**What is needed**
Show every line of the data where the word "before" can be found.

**Task inputs**
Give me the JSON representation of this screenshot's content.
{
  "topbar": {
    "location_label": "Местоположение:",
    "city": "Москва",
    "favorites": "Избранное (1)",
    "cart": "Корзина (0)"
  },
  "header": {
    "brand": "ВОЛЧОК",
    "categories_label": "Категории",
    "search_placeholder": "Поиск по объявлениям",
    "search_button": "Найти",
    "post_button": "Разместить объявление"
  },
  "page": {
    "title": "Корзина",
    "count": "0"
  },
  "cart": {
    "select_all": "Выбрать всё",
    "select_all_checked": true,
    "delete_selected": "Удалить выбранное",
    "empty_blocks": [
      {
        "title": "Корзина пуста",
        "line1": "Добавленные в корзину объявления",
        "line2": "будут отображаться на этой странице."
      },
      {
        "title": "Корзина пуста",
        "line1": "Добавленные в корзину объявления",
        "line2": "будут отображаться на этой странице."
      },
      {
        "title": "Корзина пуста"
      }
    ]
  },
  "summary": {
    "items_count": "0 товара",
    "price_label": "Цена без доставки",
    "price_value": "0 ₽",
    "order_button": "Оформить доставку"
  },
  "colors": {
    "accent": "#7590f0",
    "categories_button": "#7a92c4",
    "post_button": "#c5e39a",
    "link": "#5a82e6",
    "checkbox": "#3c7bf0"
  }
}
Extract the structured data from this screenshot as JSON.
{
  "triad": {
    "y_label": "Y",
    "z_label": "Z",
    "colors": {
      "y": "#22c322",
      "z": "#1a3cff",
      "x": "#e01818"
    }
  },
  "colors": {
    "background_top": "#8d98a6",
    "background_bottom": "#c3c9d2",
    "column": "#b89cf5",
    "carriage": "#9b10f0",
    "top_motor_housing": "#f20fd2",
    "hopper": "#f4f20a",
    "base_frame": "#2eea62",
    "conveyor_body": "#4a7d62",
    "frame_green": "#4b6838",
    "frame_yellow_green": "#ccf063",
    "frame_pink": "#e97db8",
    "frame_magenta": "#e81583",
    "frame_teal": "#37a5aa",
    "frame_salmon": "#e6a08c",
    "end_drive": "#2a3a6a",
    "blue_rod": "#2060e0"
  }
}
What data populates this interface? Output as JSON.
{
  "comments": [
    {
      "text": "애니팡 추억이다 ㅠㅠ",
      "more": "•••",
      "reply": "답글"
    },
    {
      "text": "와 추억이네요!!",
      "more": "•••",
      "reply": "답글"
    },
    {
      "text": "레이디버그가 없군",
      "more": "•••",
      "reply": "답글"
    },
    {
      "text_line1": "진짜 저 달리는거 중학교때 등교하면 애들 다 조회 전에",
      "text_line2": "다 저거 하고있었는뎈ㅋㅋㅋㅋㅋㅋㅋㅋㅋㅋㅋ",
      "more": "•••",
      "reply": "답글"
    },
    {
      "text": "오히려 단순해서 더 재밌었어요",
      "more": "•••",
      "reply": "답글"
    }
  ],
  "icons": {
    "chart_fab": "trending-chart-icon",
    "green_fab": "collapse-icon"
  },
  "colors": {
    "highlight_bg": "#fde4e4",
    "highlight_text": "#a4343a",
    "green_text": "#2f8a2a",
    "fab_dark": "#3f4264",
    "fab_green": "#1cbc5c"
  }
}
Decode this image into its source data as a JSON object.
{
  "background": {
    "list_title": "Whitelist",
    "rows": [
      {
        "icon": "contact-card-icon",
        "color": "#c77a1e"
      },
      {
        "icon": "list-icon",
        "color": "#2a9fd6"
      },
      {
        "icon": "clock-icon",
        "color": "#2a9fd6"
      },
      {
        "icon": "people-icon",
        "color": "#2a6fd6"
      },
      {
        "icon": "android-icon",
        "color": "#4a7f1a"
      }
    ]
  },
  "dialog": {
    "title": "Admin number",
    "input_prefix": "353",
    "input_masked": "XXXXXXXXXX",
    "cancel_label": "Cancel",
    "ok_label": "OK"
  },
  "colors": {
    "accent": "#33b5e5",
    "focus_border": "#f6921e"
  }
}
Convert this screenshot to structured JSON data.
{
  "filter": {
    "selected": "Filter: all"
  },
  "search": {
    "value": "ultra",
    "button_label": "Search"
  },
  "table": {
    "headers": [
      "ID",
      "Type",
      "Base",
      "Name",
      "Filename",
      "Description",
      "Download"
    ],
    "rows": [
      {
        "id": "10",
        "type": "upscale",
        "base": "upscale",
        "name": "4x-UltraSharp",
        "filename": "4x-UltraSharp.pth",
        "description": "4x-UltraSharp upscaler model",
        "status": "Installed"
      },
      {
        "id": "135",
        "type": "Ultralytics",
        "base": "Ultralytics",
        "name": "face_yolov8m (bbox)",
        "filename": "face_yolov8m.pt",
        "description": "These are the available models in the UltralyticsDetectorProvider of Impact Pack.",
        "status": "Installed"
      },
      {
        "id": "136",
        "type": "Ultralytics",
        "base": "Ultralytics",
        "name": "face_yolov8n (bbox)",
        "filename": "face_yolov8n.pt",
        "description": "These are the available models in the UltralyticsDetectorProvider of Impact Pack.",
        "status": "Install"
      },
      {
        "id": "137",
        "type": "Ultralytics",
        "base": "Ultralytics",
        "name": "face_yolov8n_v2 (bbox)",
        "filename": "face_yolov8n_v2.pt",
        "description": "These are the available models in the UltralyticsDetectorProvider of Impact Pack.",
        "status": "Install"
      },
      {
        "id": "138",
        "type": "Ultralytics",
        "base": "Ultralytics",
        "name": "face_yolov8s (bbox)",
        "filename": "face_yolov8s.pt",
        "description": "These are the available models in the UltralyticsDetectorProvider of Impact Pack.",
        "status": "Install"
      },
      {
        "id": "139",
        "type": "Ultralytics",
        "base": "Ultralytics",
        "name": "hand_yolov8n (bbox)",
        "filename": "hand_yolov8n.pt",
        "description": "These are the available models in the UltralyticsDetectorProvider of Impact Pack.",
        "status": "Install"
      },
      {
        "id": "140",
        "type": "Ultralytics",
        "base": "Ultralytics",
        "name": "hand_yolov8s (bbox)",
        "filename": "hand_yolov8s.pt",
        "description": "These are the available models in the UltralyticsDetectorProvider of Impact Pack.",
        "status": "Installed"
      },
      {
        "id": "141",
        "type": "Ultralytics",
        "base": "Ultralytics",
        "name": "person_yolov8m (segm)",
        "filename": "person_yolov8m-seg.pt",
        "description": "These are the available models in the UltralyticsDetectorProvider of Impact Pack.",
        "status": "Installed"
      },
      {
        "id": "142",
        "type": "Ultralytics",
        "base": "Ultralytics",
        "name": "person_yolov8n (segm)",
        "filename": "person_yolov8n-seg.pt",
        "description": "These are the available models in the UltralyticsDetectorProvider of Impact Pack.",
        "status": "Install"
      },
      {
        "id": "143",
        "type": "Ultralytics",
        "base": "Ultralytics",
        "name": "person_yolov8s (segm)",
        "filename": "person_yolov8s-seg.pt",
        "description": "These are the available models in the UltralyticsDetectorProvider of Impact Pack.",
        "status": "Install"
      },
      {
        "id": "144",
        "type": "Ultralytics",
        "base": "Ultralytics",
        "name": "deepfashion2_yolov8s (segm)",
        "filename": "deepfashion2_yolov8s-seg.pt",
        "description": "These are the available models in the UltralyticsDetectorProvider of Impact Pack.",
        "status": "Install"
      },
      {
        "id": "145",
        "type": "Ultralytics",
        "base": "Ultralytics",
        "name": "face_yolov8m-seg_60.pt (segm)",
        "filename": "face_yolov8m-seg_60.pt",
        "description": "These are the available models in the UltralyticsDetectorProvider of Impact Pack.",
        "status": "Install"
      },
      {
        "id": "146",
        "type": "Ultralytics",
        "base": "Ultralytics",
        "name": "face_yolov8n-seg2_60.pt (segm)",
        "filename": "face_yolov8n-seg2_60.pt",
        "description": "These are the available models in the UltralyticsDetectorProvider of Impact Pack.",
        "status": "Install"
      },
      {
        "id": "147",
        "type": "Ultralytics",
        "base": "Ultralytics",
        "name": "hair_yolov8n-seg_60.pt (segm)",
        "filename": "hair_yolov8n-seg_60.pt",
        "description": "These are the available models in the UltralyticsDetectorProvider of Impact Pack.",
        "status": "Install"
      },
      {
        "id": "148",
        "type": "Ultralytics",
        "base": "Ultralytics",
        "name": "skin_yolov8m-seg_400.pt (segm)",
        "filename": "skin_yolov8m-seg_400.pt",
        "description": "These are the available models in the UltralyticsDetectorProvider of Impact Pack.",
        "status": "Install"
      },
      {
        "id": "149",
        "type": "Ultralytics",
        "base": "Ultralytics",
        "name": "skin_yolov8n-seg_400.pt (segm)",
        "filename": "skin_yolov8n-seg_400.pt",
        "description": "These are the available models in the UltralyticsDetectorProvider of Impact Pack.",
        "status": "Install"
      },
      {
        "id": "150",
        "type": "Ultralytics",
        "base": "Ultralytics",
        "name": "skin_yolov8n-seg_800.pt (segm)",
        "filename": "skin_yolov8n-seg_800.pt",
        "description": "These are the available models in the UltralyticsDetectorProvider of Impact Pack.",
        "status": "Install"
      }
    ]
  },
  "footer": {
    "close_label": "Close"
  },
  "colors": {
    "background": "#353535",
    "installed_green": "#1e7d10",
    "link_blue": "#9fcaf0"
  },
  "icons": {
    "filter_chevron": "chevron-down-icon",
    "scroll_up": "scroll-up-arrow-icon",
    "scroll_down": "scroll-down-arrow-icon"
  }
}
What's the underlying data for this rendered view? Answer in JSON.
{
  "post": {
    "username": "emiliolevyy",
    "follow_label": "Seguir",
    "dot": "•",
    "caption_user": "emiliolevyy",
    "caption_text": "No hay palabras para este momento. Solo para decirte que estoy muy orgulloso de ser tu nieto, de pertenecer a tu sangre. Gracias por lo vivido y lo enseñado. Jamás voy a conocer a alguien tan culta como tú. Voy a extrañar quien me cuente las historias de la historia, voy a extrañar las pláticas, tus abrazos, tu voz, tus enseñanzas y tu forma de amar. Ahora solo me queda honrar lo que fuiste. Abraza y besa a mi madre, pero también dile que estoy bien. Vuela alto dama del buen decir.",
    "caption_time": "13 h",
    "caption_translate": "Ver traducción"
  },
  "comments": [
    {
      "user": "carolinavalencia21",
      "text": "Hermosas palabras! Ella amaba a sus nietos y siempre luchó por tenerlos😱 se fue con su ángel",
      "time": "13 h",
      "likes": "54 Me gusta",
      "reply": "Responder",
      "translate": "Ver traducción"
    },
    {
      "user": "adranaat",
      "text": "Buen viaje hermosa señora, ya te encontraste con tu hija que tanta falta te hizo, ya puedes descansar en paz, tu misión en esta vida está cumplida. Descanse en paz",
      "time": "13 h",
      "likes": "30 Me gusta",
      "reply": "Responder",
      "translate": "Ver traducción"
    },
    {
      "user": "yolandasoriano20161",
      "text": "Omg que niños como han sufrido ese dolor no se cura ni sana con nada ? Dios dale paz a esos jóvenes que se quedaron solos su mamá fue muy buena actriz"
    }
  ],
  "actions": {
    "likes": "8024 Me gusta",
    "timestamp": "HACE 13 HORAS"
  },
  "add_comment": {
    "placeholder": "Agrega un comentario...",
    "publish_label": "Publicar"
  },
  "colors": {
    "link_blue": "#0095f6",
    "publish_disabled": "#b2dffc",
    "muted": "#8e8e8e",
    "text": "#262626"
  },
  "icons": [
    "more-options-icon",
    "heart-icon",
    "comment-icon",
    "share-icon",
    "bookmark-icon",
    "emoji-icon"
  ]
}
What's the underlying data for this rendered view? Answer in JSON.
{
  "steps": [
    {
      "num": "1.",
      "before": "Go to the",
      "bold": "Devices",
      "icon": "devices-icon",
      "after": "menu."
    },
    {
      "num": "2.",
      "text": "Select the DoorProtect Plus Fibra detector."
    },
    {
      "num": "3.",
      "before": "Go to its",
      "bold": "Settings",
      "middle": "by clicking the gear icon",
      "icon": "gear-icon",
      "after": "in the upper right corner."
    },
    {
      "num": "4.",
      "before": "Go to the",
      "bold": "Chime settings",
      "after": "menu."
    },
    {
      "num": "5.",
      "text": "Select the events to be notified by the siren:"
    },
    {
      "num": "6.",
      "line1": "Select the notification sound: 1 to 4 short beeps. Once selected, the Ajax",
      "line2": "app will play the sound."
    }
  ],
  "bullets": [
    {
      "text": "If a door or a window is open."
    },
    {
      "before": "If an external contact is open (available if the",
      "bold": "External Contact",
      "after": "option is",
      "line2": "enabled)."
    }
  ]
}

**Written solution**
      "before": "Go to the",
      "before": "Go to its",
      "before": "Go to the",
      "before": "If an external contact is open (available if the",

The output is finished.